As for the resources, once on Mars, man can ‘harvest Mars' and get almost anything he needs for survival.
Yes! He can even get the fuel for return journey to earth. Let us see how.
As compared to earth, Mars has a meager atmosphere. It has 95% carbon dioxide. Though this carbon dioxide is not useful directly, we can use it to produce a variety of useful materials.
Martian rocks and soil contain a lot many useful elements like magnesium, hydrogen, oxygen, water. We only need a solvent to get them out. When carbon dioxide is compressed to a pressure of 73 atmospheres and heated to 31.1 degrees Celsius, it becomes a supercritical fluid--and a marvelous solvent.

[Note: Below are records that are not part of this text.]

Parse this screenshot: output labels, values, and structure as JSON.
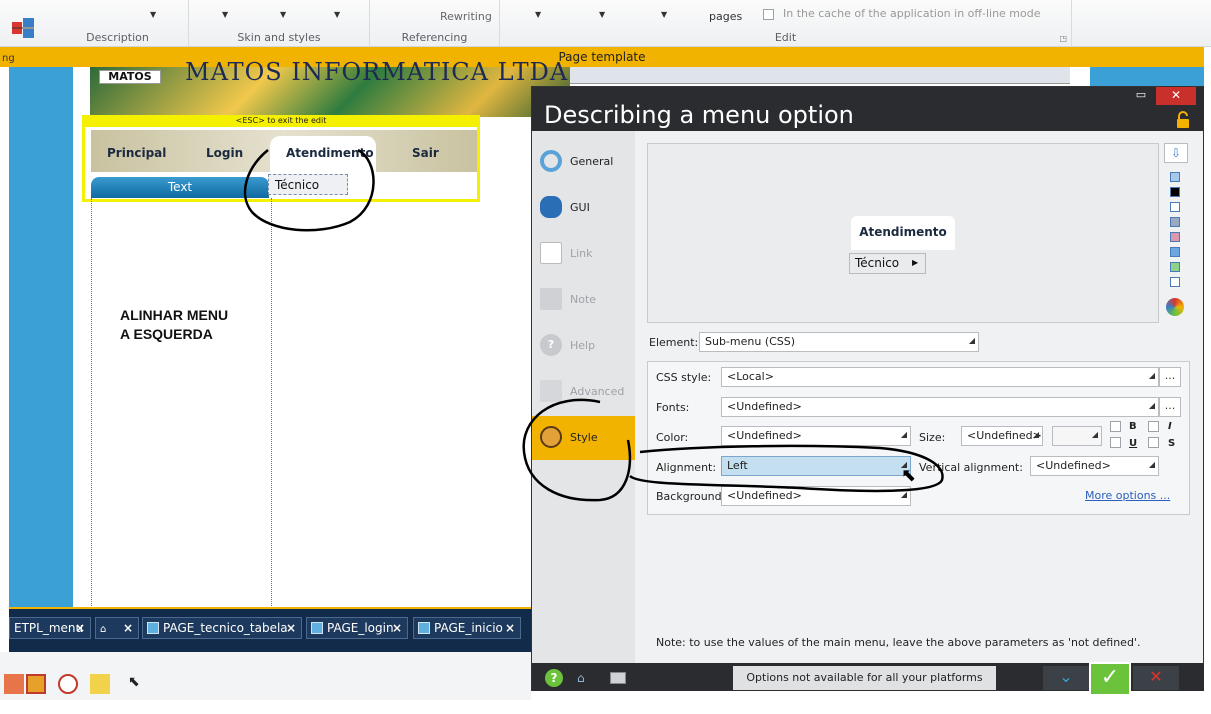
{
  "ribbon": {
    "rewriting": "Rewriting",
    "pages": "pages",
    "offline": "In the cache of the application in off-line mode",
    "groups": [
      "Description",
      "Skin and styles",
      "Referencing",
      "Edit"
    ]
  },
  "template_bar": {
    "title": "Page template",
    "left_fragment": "ng"
  },
  "canvas": {
    "banner_title": "MATOS INFORMATICA LTDA",
    "logo": "MATOS",
    "esc_hint": "<ESC> to exit the edit",
    "menu": [
      "Principal",
      "Login",
      "Atendimento",
      "Sair"
    ],
    "text_bar": "Text",
    "submenu": "Técnico",
    "annotation_line1": "ALINHAR MENU",
    "annotation_line2": "A ESQUERDA"
  },
  "tabs": [
    {
      "label": "ETPL_menu"
    },
    {
      "label": ""
    },
    {
      "label": "PAGE_tecnico_tabela"
    },
    {
      "label": "PAGE_login"
    },
    {
      "label": "PAGE_inicio"
    }
  ],
  "dialog": {
    "title": "Describing a menu option",
    "sidebar": [
      {
        "label": "General",
        "icon": "ring-icon"
      },
      {
        "label": "GUI",
        "icon": "eye-icon"
      },
      {
        "label": "Link",
        "icon": "link-icon"
      },
      {
        "label": "Note",
        "icon": "note-icon"
      },
      {
        "label": "Help",
        "icon": "help-icon"
      },
      {
        "label": "Advanced",
        "icon": "advanced-icon"
      },
      {
        "label": "Style",
        "icon": "palette-icon"
      }
    ],
    "preview": {
      "menu_item": "Atendimento",
      "submenu_item": "Técnico"
    },
    "element_label": "Element:",
    "element_value": "Sub-menu (CSS)",
    "css_style_label": "CSS style:",
    "css_style_value": "<Local>",
    "fonts_label": "Fonts:",
    "fonts_value": "<Undefined>",
    "color_label": "Color:",
    "color_value": "<Undefined>",
    "size_label": "Size:",
    "size_value": "<Undefined>",
    "bold": "B",
    "italic": "I",
    "underline": "U",
    "strike": "S",
    "alignment_label": "Alignment:",
    "alignment_value": "Left",
    "valign_label": "Vertical alignment:",
    "valign_value": "<Undefined>",
    "background_label": "Background:",
    "background_value": "<Undefined>",
    "more_options": "More options ...",
    "dots": "...",
    "note": "Note: to use the values of the main menu, leave the above parameters as 'not defined'.",
    "platform_note": "Options not available for all your platforms"
  },
  "colors": {
    "accent": "#f2b300",
    "dialog_dark": "#2b2c30",
    "ok_green": "#6bc23b",
    "close_red": "#c9302c",
    "canvas_blue": "#3aa0d6",
    "alignment_highlight": "#c4dff0"
  }
}
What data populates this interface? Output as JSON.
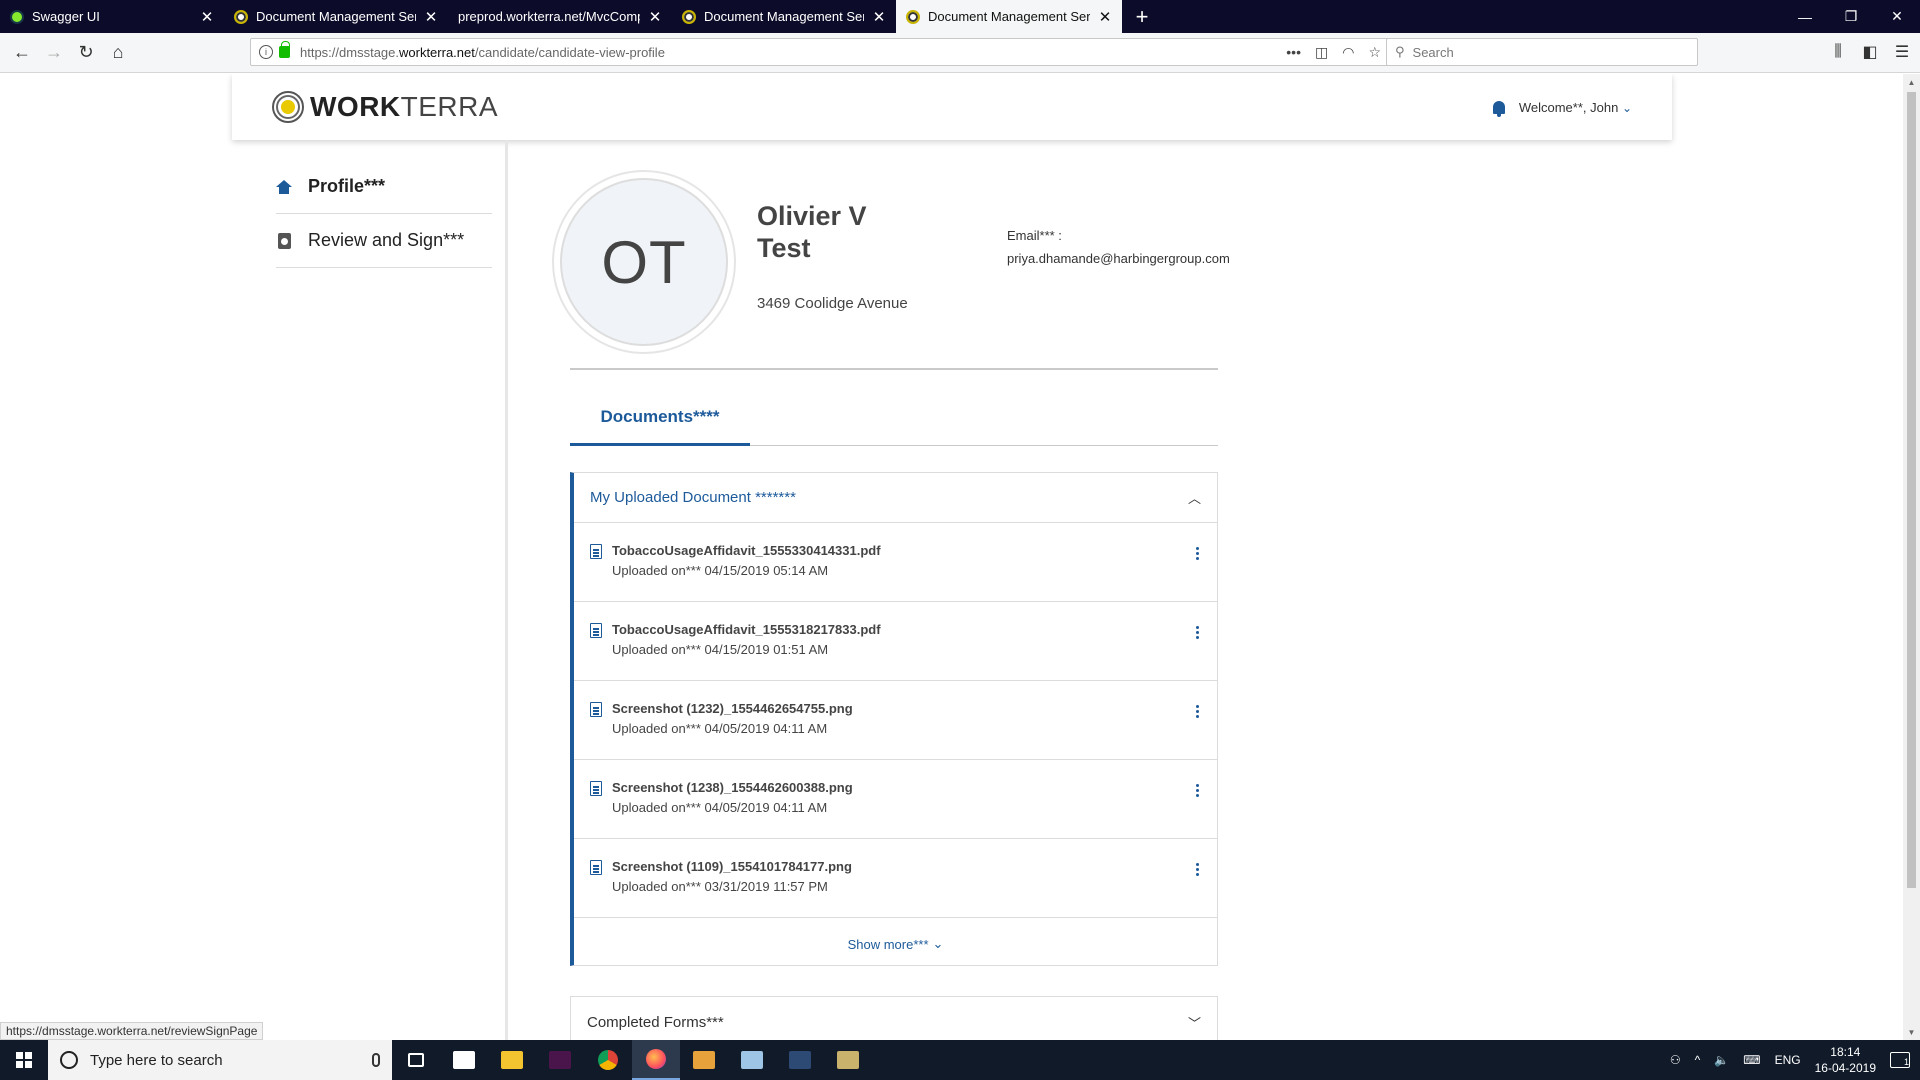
{
  "browser": {
    "tabs": [
      {
        "title": "Swagger UI",
        "favicon": "swagger-icon",
        "active": false
      },
      {
        "title": "Document Management Servic",
        "favicon": "workterra-icon",
        "active": false
      },
      {
        "title": "preprod.workterra.net/MvcCompA",
        "favicon": "none",
        "active": false
      },
      {
        "title": "Document Management Servic",
        "favicon": "workterra-icon",
        "active": false
      },
      {
        "title": "Document Management Servic",
        "favicon": "workterra-icon",
        "active": true
      }
    ],
    "url_prefix": "https://dmsstage.",
    "url_domain": "workterra.net",
    "url_path": "/candidate/candidate-view-profile",
    "search_placeholder": "Search",
    "status_url": "https://dmsstage.workterra.net/reviewSignPage"
  },
  "header": {
    "logo_bold": "WORK",
    "logo_light": "TERRA",
    "welcome": "Welcome**, John"
  },
  "sidebar": {
    "items": [
      {
        "label": "Profile***",
        "icon": "home-icon"
      },
      {
        "label": "Review and Sign***",
        "icon": "clipboard-icon"
      }
    ]
  },
  "profile": {
    "initials": "OT",
    "name_line1": "Olivier V",
    "name_line2": "Test",
    "address": "3469 Coolidge Avenue",
    "email_label": "Email*** :",
    "email": "priya.dhamande@harbingergroup.com"
  },
  "tabs": {
    "documents": "Documents****"
  },
  "uploaded": {
    "title": "My Uploaded Document *******",
    "documents": [
      {
        "name": "TobaccoUsageAffidavit_1555330414331.pdf",
        "uploaded": "Uploaded on*** 04/15/2019 05:14 AM"
      },
      {
        "name": "TobaccoUsageAffidavit_1555318217833.pdf",
        "uploaded": "Uploaded on*** 04/15/2019 01:51 AM"
      },
      {
        "name": "Screenshot (1232)_1554462654755.png",
        "uploaded": "Uploaded on*** 04/05/2019 04:11 AM"
      },
      {
        "name": "Screenshot (1238)_1554462600388.png",
        "uploaded": "Uploaded on*** 04/05/2019 04:11 AM"
      },
      {
        "name": "Screenshot (1109)_1554101784177.png",
        "uploaded": "Uploaded on*** 03/31/2019 11:57 PM"
      }
    ],
    "show_more": "Show more***"
  },
  "completed": {
    "title": "Completed Forms***"
  },
  "taskbar": {
    "search_placeholder": "Type here to search",
    "language": "ENG",
    "time": "18:14",
    "date": "16-04-2019",
    "notifications": "1"
  },
  "colors": {
    "brand_blue": "#1d5a9a",
    "tabbar": "#0c0c2a",
    "taskbar": "#101a29"
  }
}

Supercritical carbon dioxide molecules flow into solid matter. They surround atoms and pull them away.
Supercritical fluid can dissolve magnesium. Magnesium ignites easily and can be used to fuel rockets.
Another method suggests the use of magnesium as a material for many parts of the lander, like wheels, arm etc. at the end of the mission we can use the magnesium as fuel for return to earth.
Water, Oxygen and other gases
Supercritical CO2 can also be used to generate water. The hydrogen in the rocks reacts with supercritical carbon dioxide forming water and leaves carbon behind in the rocks. Once water is produced, water can be split into hydrogen for fuel, and oxygen for breathing or as an oxidizer for some sort of engine.
Other gases can also be produced in similar manner.
One source of water can also be the polar ice caps in Mars.
Also hydrogen peroxide, found in Martian atmosphere, is believed to be a potential chemical that can satisfy our needs on Mars.
One cubic meter of hydrogen peroxide (1.47 tonnes at 0 degrees centigrade) yields
once all this is done it is easy to build up an on-site greenhouse to grow vegetation.
Thus, given time, we can overcome.